§ Problem: Whenever a line in the data below includes the string "letter", copy it out.

§ Records provided:

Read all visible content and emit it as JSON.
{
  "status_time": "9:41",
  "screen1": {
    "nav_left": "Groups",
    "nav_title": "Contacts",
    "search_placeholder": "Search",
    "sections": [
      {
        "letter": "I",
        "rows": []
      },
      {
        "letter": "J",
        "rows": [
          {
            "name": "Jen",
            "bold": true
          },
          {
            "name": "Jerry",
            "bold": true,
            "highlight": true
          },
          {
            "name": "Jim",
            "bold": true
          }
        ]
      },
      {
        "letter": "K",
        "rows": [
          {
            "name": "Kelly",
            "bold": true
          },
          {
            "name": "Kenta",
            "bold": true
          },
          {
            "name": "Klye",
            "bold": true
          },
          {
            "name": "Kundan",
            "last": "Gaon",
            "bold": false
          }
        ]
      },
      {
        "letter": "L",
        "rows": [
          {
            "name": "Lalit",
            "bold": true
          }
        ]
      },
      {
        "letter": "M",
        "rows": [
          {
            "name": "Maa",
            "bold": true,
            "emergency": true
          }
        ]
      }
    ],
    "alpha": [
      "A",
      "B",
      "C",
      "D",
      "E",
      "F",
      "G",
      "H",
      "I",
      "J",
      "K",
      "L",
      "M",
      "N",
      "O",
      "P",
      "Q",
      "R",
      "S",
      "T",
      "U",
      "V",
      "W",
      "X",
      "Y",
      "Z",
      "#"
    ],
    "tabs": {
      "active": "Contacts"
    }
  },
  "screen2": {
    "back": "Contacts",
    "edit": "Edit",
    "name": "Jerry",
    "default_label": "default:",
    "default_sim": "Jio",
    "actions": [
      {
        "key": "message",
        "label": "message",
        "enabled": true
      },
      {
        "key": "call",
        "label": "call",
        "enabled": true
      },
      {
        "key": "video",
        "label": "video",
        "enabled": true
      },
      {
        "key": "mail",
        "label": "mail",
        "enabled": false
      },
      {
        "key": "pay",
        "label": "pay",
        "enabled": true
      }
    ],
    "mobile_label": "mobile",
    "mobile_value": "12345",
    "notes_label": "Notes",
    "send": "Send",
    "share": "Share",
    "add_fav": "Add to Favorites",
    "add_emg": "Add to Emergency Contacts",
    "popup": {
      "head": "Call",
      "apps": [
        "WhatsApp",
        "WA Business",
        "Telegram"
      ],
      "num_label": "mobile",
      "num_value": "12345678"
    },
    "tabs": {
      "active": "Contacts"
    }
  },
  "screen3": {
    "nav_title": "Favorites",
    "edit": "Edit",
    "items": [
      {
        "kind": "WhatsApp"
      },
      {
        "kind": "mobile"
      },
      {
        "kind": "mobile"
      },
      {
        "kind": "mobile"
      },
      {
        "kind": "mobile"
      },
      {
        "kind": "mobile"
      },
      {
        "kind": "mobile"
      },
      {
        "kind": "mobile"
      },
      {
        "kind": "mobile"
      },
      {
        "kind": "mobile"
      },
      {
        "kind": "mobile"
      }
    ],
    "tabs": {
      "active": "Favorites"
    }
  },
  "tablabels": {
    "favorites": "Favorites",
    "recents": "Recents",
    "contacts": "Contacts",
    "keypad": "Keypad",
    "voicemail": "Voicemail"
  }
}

§ Solution to this problem:
        "letter": "I",
        "letter": "J",
        "letter": "K",
        "letter": "L",
        "letter": "M",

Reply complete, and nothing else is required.